[Dataset rows for apps and sites]
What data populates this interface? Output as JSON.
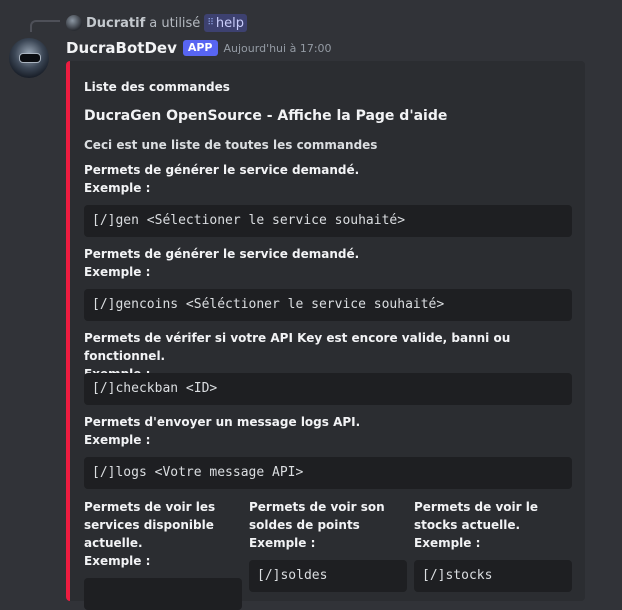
{
  "reply": {
    "username": "Ducratif",
    "action": "a utilisé",
    "command": "help"
  },
  "message": {
    "username": "DucraBotDev",
    "badge": "APP",
    "timestamp": "Aujourd'hui à 17:00"
  },
  "embed": {
    "accent_color": "#ed1c40",
    "author": "Liste des commandes",
    "title": "DucraGen OpenSource - Affiche la Page d'aide",
    "description": "Ceci est une liste de toutes les commandes",
    "fields": [
      {
        "name": "Permets de générer le service demandé.",
        "example_label": "Exemple :",
        "code": "[/]gen <Sélectioner le service souhaité>"
      },
      {
        "name": "Permets de générer le service demandé.",
        "example_label": "Exemple :",
        "code": "[/]gencoins <Séléctioner le service souhaité>"
      },
      {
        "name": "Permets de vérifer si votre API Key est encore valide, banni ou fonctionnel.",
        "example_label": "Exemple :",
        "code": "[/]checkban <ID>"
      },
      {
        "name": "Permets d'envoyer un message logs API.",
        "example_label": "Exemple :",
        "code": "[/]logs <Votre message API>"
      }
    ],
    "inline_fields": [
      {
        "name": "Permets de voir les services disponible actuelle.",
        "example_label": "Exemple :",
        "code": ""
      },
      {
        "name": "Permets de voir son soldes de points",
        "example_label": "Exemple :",
        "code": "[/]soldes"
      },
      {
        "name": "Permets de voir le stocks actuelle.",
        "example_label": "Exemple :",
        "code": "[/]stocks"
      }
    ]
  }
}
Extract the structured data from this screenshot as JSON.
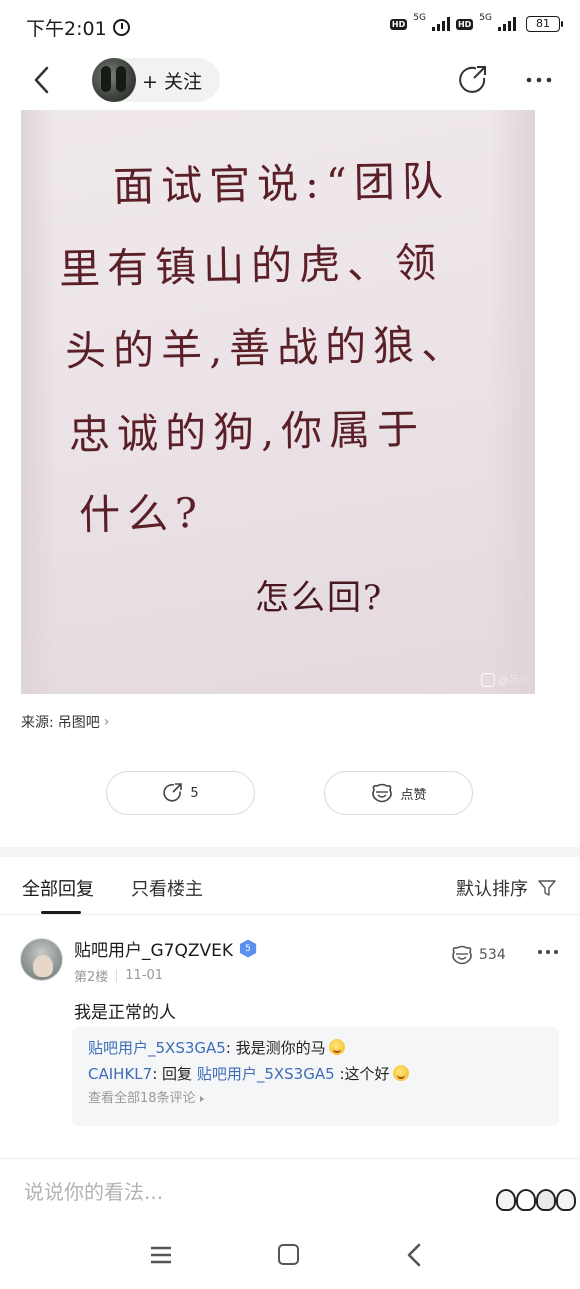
{
  "status_bar": {
    "time": "下午2:01",
    "hd_badges": [
      "HD",
      "HD"
    ],
    "network_labels": [
      "5G",
      "5G"
    ],
    "battery": "81"
  },
  "header": {
    "follow_label": "+ 关注"
  },
  "post": {
    "image_text_lines": [
      "面试官说:“团队",
      "里有镇山的虎、领",
      "头的羊,善战的狼、",
      "忠诚的狗,你属于",
      "什么?"
    ],
    "image_answer": "怎么回?",
    "watermark": "@吊图",
    "source_label": "来源:",
    "source_name": "吊图吧"
  },
  "actions": {
    "share_count": "5",
    "like_label": "点赞"
  },
  "tabs": {
    "all_replies": "全部回复",
    "op_only": "只看楼主",
    "sort_label": "默认排序"
  },
  "comment": {
    "username": "贴吧用户_G7QZVEK",
    "level": "5",
    "floor": "第2楼",
    "date": "11-01",
    "likes": "534",
    "text": "我是正常的人",
    "replies": [
      {
        "user": "贴吧用户_5XS3GA5",
        "separator": ":",
        "text": "我是测你的马"
      },
      {
        "user": "CAIHKL7",
        "separator": ":",
        "prefix": "回复",
        "target_user": "贴吧用户_5XS3GA5",
        "text": ":这个好"
      }
    ],
    "view_all": "查看全部18条评论"
  },
  "input": {
    "placeholder": "说说你的看法..."
  },
  "icons": {
    "back": "chevron-left-icon",
    "share": "share-arrow-icon",
    "more": "more-dots-icon",
    "like": "like-face-icon",
    "filter": "funnel-icon"
  }
}
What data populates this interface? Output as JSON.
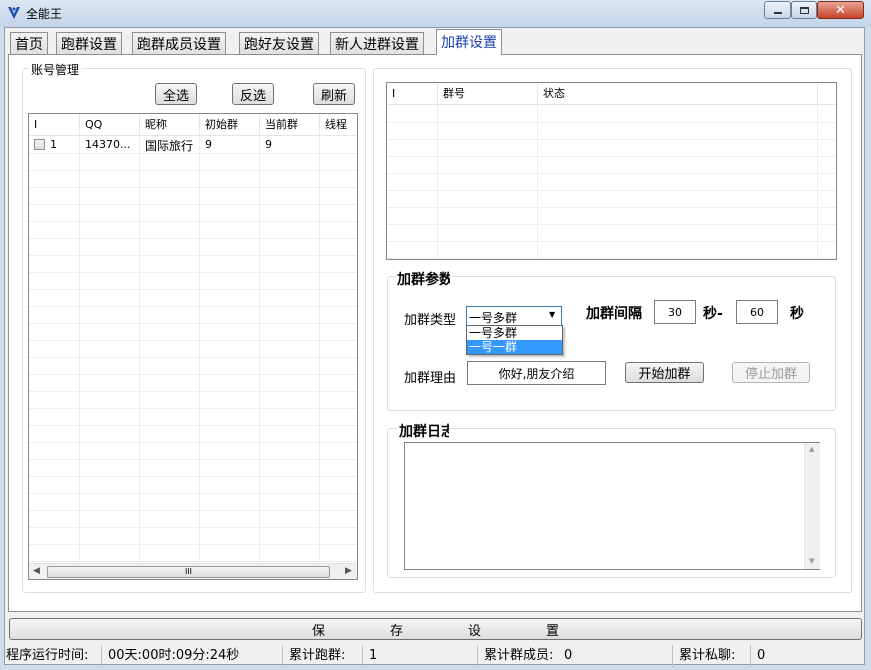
{
  "window": {
    "title": "全能王"
  },
  "tabs": [
    {
      "label": "首页"
    },
    {
      "label": "跑群设置"
    },
    {
      "label": "跑群成员设置"
    },
    {
      "label": "跑好友设置"
    },
    {
      "label": "新人进群设置"
    },
    {
      "label": "加群设置"
    }
  ],
  "accounts": {
    "group_label": "账号管理",
    "select_all": "全选",
    "invert": "反选",
    "refresh": "刷新",
    "columns": [
      "I",
      "QQ",
      "昵称",
      "初始群",
      "当前群",
      "线程"
    ],
    "rows": [
      {
        "index": "1",
        "qq": "14370...",
        "nickname": "国际旅行",
        "initial": "9",
        "current": "9",
        "thread": ""
      }
    ],
    "scroll_thumb": "III"
  },
  "groups_list": {
    "columns": [
      "I",
      "群号",
      "状态"
    ]
  },
  "params": {
    "group_label": "加群参数",
    "type_label": "加群类型",
    "type_selected": "一号多群",
    "type_options": [
      "一号多群",
      "一号一群"
    ],
    "interval_label": "加群间隔",
    "interval_min": "30",
    "sec_dash": "秒-",
    "interval_max": "60",
    "sec": "秒",
    "reason_label": "加群理由",
    "reason_value": "你好,朋友介绍",
    "start": "开始加群",
    "stop": "停止加群"
  },
  "log": {
    "group_label": "加群日志"
  },
  "save_button": "保　　　　　存　　　　　设　　　　　置",
  "status": {
    "runtime_label": "程序运行时间:",
    "runtime_value": "00天:00时:09分:24秒",
    "runs_label": "累计跑群:",
    "runs_value": "1",
    "members_label": "累计群成员:",
    "members_value": "0",
    "private_label": "累计私聊:",
    "private_value": "0"
  }
}
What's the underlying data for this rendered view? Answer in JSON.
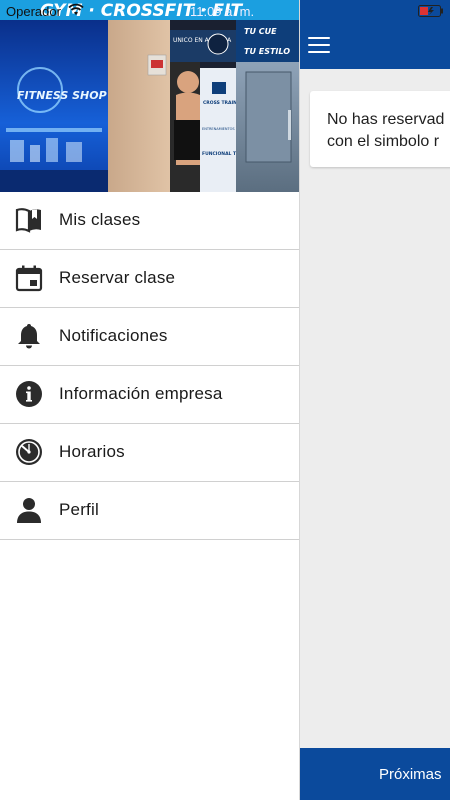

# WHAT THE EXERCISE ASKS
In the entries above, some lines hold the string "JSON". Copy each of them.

# WRITTEN ANSWER
What data populates this interface? Output as JSON.
Extract the structured data from this screenshot as JSON.
What data populates this interface? Output as JSON.
What's the underlying data for this rendered view? Answer in JSON.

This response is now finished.